There is a saying that you are not supposed to mix business and pleasure, but for Serenitea founders Peter and Juliet, their decision to go into business together was the best one they ever made.
When the couple decided to partner together for Serenitea, they were not thinking about the risk of conflicts that might affect their relationship.
Instead, they were focused on sharing their common goals and passion that build a strong business partnership for the future.
“Sa amin, ako yung very stressed at sya yung very relaxed,” she says. “Kasi kung pareho kaming tense and stressed, baka magsabay kami ng init ng ulo.
“Sa mga decisions, yung last say is my husband pa rin. Siya yung kino-consult ko. I always validate with Peter if okay lang ba ganito, if ganyan pag sabi niya okey, eh di okay. Pero pag sinabi niya na bahala ka na, eh talagang bahala na ako pag binigyan niya ako ng go-signal. Pag may sinabi siya ganito, ganyan eh di gagawin ko na lang para di magulo.
“I am very blessed to have a partner na parehas kami ng goals sa life and business. It is also normal that sometimes we criticize each other’s ideas but, for me, nothing is personal. I know it’s for our own growth naman. Hindi rin kasi okay yung masyadong matampuhin. To me, that’s nonsense.”

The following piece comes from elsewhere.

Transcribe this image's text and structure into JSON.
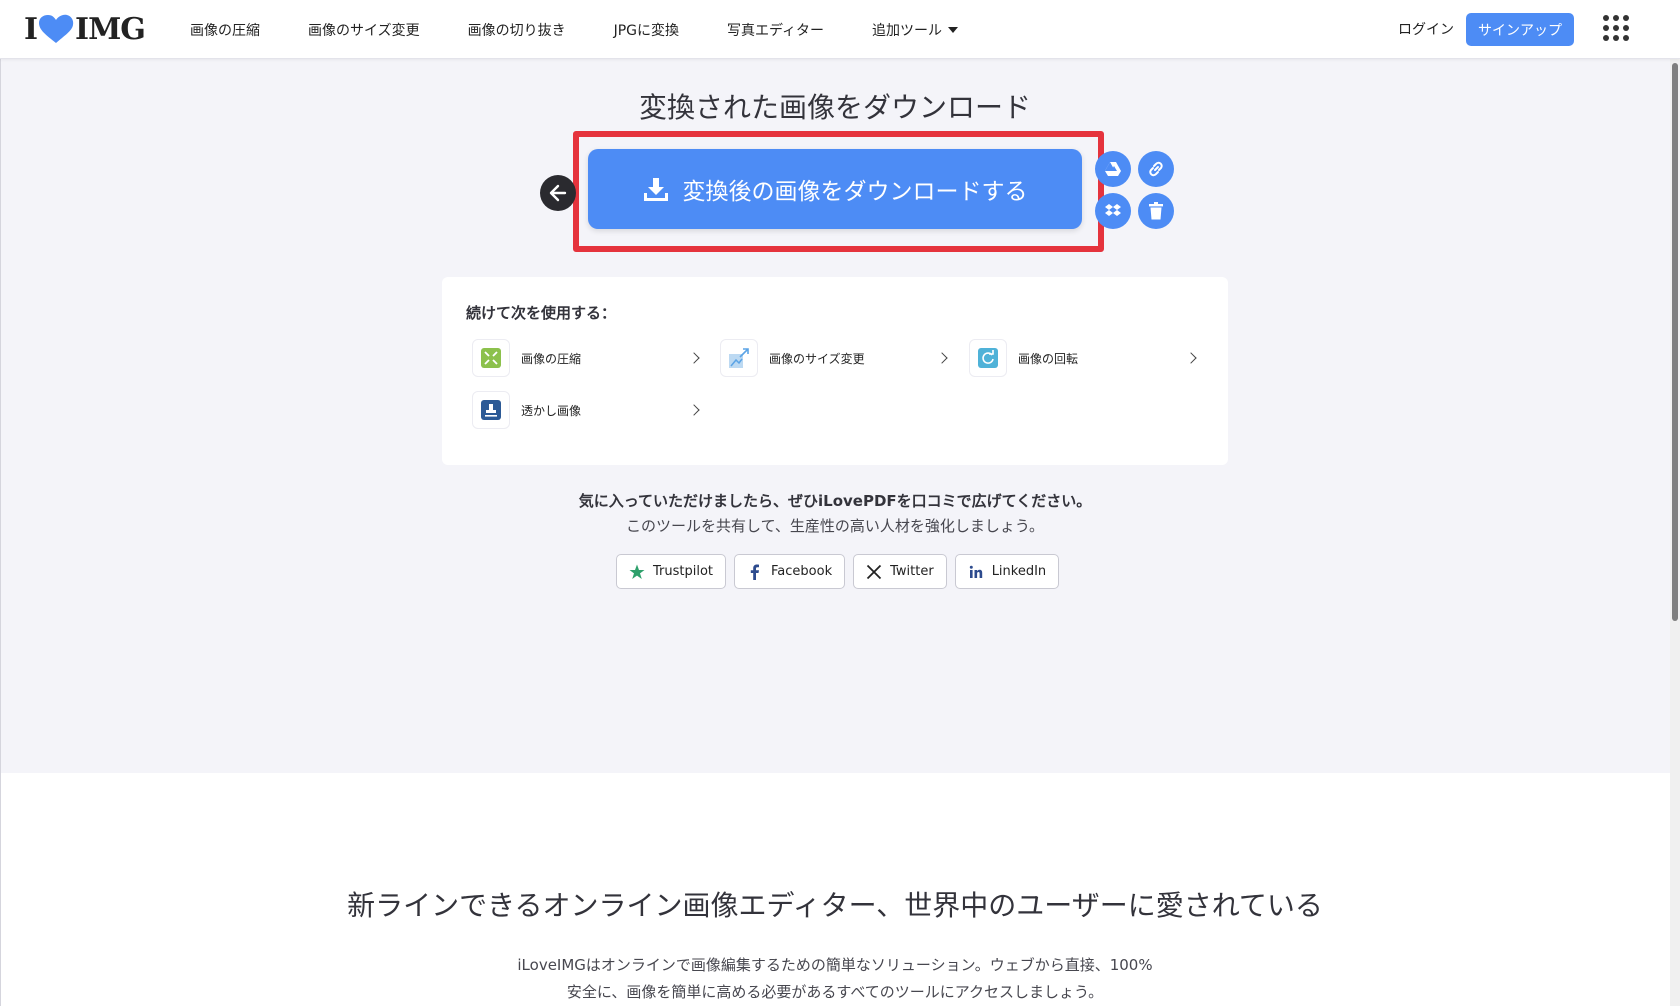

Henry Ong, RFP, is an entrepreneur, financial planning advocate and business advisor. Email Henry for business advice [email protected] or follow him on Twitter @henryong888